• _Task details_
Every line of the records below that has the word "time" should be copied.

Start of Block

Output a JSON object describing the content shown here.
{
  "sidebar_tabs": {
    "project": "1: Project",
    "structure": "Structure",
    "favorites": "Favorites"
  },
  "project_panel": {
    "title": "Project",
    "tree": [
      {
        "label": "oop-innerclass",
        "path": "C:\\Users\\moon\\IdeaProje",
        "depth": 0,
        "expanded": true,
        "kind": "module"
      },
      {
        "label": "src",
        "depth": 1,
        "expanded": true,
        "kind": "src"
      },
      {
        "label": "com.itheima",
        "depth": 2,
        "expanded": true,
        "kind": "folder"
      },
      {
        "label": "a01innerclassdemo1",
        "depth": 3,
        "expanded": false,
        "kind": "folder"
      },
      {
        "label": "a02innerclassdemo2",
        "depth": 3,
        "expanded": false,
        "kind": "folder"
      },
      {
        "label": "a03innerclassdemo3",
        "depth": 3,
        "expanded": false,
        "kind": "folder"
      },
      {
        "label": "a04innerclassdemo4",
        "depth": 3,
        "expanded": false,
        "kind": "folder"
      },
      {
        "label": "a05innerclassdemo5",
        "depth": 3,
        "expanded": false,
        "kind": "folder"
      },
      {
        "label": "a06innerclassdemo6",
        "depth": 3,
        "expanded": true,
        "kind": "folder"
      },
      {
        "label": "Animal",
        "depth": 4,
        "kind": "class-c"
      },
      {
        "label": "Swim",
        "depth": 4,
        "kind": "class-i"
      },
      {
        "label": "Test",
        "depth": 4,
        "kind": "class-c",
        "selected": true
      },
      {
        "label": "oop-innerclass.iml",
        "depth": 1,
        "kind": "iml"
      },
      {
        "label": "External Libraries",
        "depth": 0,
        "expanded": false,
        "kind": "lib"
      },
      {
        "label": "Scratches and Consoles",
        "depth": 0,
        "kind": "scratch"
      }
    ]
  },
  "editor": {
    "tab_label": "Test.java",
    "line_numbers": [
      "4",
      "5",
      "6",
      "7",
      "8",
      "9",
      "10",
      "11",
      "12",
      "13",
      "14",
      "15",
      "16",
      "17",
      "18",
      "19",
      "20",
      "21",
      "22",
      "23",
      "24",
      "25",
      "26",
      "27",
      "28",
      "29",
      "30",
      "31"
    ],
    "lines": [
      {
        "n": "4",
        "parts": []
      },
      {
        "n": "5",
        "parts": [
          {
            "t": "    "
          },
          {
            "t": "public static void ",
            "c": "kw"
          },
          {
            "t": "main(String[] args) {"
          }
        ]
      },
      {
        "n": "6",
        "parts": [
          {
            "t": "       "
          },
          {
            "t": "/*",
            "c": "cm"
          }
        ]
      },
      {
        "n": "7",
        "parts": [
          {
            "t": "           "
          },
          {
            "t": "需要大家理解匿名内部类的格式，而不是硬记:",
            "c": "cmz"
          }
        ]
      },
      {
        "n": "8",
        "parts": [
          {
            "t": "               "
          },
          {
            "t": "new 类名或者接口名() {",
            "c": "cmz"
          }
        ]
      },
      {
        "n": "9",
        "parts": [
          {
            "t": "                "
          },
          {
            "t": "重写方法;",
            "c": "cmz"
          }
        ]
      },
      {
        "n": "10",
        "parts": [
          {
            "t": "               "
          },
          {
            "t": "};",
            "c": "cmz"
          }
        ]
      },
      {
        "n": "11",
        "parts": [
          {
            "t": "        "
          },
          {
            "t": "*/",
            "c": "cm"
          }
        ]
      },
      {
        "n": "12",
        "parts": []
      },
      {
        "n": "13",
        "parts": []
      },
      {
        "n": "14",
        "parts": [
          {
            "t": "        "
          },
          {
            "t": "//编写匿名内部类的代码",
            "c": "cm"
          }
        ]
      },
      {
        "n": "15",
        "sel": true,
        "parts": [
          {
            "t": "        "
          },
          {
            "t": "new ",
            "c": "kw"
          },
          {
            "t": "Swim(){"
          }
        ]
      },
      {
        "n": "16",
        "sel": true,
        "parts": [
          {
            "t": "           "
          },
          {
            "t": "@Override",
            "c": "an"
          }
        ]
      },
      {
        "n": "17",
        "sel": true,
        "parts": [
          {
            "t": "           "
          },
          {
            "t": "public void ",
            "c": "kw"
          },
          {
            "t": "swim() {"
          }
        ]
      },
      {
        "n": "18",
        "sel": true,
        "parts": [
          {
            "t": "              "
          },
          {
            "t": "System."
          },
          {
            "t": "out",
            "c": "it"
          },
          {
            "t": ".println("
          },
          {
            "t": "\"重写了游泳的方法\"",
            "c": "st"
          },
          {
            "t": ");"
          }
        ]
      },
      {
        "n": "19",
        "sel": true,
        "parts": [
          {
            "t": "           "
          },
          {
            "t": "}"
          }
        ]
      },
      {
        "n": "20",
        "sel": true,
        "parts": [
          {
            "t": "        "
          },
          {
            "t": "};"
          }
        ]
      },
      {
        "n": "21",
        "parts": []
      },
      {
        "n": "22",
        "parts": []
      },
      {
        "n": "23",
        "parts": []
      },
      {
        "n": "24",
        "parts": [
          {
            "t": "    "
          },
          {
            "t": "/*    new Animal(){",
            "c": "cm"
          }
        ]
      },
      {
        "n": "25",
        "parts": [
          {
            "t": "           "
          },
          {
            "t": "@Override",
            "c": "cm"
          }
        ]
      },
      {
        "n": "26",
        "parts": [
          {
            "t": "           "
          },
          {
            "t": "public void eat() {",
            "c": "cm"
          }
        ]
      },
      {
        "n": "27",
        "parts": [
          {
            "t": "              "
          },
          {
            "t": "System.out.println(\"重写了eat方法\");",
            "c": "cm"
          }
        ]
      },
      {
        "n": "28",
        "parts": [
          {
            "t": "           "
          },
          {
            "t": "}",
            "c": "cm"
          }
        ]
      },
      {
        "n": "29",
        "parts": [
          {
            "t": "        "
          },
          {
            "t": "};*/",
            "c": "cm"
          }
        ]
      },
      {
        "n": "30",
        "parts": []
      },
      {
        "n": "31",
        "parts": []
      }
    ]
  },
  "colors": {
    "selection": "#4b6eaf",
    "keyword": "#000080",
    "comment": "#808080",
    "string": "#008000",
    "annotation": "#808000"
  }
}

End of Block
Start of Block

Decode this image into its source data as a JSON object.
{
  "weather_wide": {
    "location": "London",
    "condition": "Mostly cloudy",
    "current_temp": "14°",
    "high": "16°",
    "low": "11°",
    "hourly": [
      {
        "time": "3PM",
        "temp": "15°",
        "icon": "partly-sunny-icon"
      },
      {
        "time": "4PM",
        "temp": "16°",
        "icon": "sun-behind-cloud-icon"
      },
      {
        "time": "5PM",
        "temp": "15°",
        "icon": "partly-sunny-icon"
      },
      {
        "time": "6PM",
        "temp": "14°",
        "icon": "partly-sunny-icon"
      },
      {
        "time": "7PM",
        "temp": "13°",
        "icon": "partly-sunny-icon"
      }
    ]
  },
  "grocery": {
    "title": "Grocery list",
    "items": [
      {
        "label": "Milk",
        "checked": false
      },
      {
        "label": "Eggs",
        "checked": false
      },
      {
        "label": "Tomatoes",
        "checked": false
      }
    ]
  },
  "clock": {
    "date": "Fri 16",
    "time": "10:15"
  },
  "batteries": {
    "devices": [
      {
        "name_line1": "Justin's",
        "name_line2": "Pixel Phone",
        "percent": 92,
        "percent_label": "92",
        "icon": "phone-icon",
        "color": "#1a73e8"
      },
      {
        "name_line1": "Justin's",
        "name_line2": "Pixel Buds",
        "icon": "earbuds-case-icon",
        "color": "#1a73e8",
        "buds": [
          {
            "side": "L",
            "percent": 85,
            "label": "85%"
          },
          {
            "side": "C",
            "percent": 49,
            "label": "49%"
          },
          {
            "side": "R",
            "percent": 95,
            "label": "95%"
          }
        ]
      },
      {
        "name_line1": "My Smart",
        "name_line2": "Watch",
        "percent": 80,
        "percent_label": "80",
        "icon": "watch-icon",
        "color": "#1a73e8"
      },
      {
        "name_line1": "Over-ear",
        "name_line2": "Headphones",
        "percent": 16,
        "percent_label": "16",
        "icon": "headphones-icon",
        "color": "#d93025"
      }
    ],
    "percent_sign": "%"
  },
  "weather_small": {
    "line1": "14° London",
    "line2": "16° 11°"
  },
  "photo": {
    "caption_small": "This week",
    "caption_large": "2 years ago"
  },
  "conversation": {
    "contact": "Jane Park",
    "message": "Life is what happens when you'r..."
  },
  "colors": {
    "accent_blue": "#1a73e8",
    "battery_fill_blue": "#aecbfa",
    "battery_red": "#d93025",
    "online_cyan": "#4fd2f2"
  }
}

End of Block

• _Exercise result_
        "time": "3PM",
        "time": "4PM",
        "time": "5PM",
        "time": "6PM",
        "time": "7PM",
    "time": "10:15"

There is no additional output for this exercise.